After the excitement of Saturday morning's protest, it was down to the dismal business of Labour party selections in the afternoon. Since I've been in the city, Stoke-on-Trent's council election cycle has been three years on, one year off with a third of the 60 seats up at any given time. Furthermore each of the 20 wards returned three councillors. However, the powers that be have been consumed by a lengthy boundary re-jigging exercise alongside an overhauling of local governance. The number of councillors are to be reduced to 45 and wards redrawn so the majority of them are single member. Gone is the rolling election, and in comes an all-out election every four years.
Stoke Labour, still weakened by the events of the last decade, have had a hard time finding enough candidates, so its doubtful any other party will find enough to contest every locality. Nevertheless there are selection battles for seats perceived to be safe, and I just so happen to be in one. My ward was contested by no less than four candidates, three of whom were sitting councillors for other parts of the city. And in the best Labour party traditions, the room filled out with members never before seen at CLP and branch meetings: it was clear a couple of candidates had been pressing the flesh and doing deals to get their support out. Despite that there was almost an upset.
Candidate A (everyone is anonymised in case those who missed out want to try selection elsewhere) began the selection proceedings. She set out her career as a public servant in special needs and elderly care. She stressed her Labour family background, her membership of the Co-op Party and activism with Unison.
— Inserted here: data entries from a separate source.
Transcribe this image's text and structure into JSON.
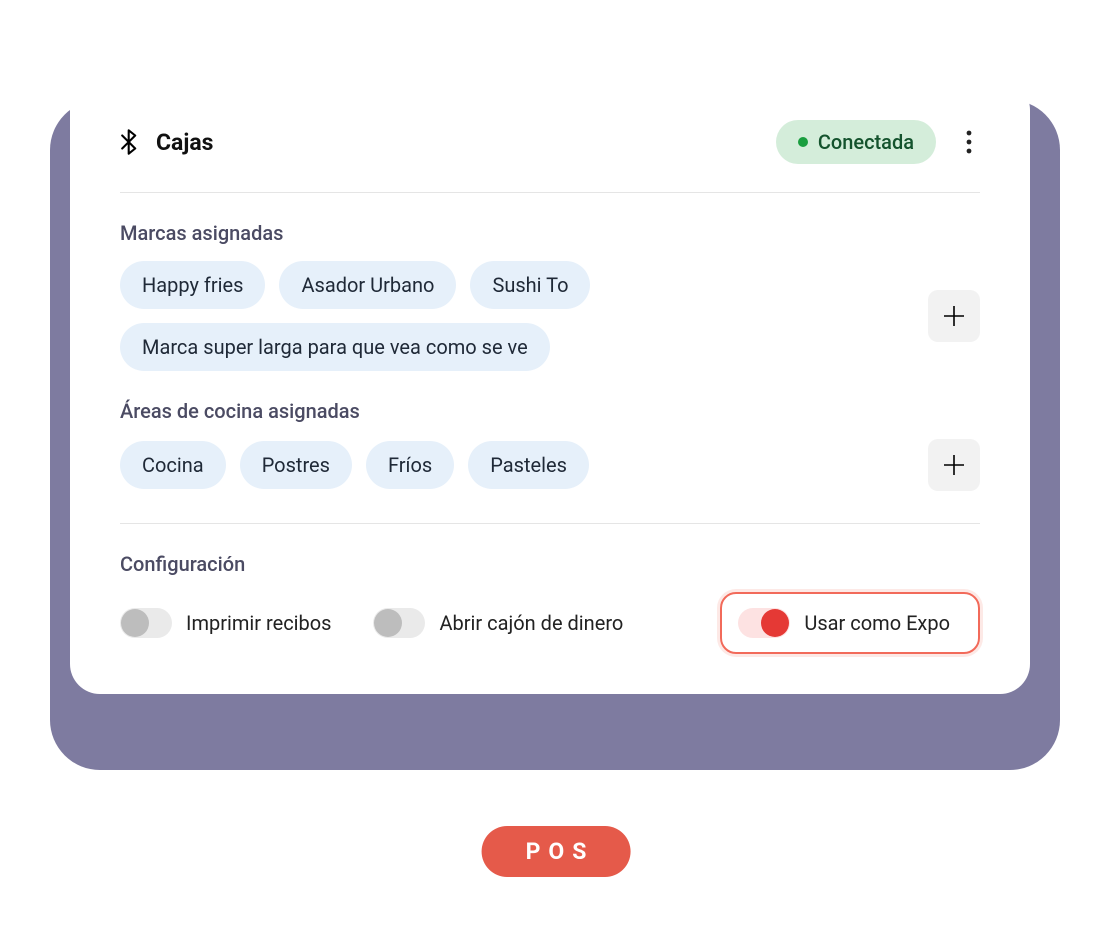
{
  "header": {
    "title": "Cajas",
    "status": "Conectada"
  },
  "brands": {
    "title": "Marcas asignadas",
    "items": [
      "Happy fries",
      "Asador Urbano",
      "Sushi To",
      "Marca super larga para que vea como se ve"
    ]
  },
  "areas": {
    "title": "Áreas de cocina asignadas",
    "items": [
      "Cocina",
      "Postres",
      "Fríos",
      "Pasteles"
    ]
  },
  "config": {
    "title": "Configuración",
    "print": "Imprimir recibos",
    "drawer": "Abrir cajón de dinero",
    "expo": "Usar como Expo"
  },
  "badge": "POS"
}
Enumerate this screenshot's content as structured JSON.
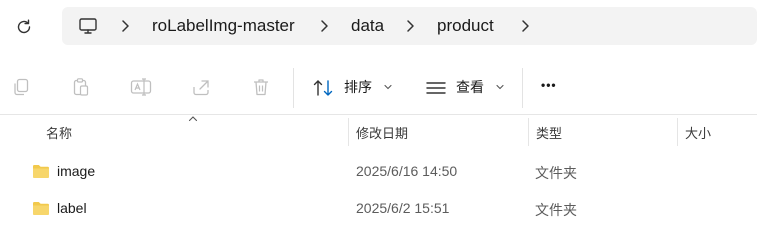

She talked a bit about her involvement with the local residents' association, her role as school governor in her present council seat on the other side of the city, and the skills she could bring to the ward.
Candidate B said he'd lived in Shelton for 48 years, bringing up seven kids and numerous grandkids. He was a bridge builder with a proven track record of getting on with local whites and Muslims, and has always beaten opponents in his existing ward with a healthy majority. He talked about his role as a trustee of the Islamic Centre in Shelton, as well as its full-time president and secretary. He also worked to secure the new Mosque site. Wider achievements to his name included helping local community projects, secured the go ahead for new footpaths, used money to develop the local park, and get CCTV installed in an anti-social behaviour black spot.
Candidate C began in a similar vein, saying he had lived in Stoke for 28 years and brought his kids up here. While he was part of the May intake, he has proven very active having consistently campaigned in Stoke North during the election. He has taken up every training opportunity offered by the council and the Labour group, and talked about his regular attendance at residential association and community centre meetings. He then said councillors need to be united but accountable, and thought Labour needed to talk more about what it has achieved in the city.
Lastly, Candidate D gave the most energetic speech. She began by saying the industrial revolution began in this ward and that today, because it takes in the central business district, a prosperous ward means a growing Stoke-on-Trent. She talked about her business and emotional ties to the area before moving on to talk about her values and experience. As a trained economist with experience working on other regeneration projects, she would be able to provide the critical scrutiny of the council's plans that have historically been lacking. She also emphasised her activist credentials, first as a former speedboat driver for Greenpeace and now as an active anti-fascist, campaigner to save the Wedgwood Museum, and a very active party volunteer.
As is customary the members had the opportunity to grill the candidates after their presentations. As tempting as it was to quiz them on the decision of Gerry Healy and the US SWP to split the Fourth International in 1953 and whether they thought it was based on sound principle or political opportunism, I asked all four this instead:
The new ward contains Hanley's wealth creating areas but also some of the worst deprivation in the city. What do you think about this wealth gap, and how would you go about addressing it?I got a mixed bag of answers. Candidate B gave the worst response, saying he would "meet people". Oh dear. Candidate A thought the ward had a lot going for it and was better off than some. While this is partly true, the northern end has some of the worst housing stock I've seen in Stoke. I'm not exaggerating when I say the council has demolished property that's in better nick. Candidate C answered that councillors need to work hard to attract more investment. But Candidate D gave the best answer by some distance. She said the same thing about business, but also that they need to be encouraged to provide more employment and discharge more responsibilities to the communities in which they sit. As the public sector shrinks they have to step in and promote the local 'soft' institutions that knit the area together.
None of them offered a programme bridging the gap between today's consciousness and the necessity of a workers' government, but it was clear to me who was the 'most Labour', dynamic, and capable of the candidates, so I duly wrote Candidate D's name on my ballot paper. Much to my surprise she got through to the second round of voting, winning over some of the supposed block vote that had turned out for candidate B. But unfortunately she was pipped to the post by Candidate C. So congratulations to him and commiserations to everyone else.
There is one thing about the process that didn't sit easy with me. The day saw selections also take place for the two other safest seats in the constituency, none of which were done under all-women shortlists. This has been reserved for two wards that will be more challenging for Labour to win. AWS is far from problematic and has been abused from time to time by cliques and bureaucrats to get placewomen in position, but for all that there remains a troubling gender gap in Labour representation. In my opinion AWS is an evil less worse than allowing it to go unaddressed. So why wasn't one of these seats designated as such?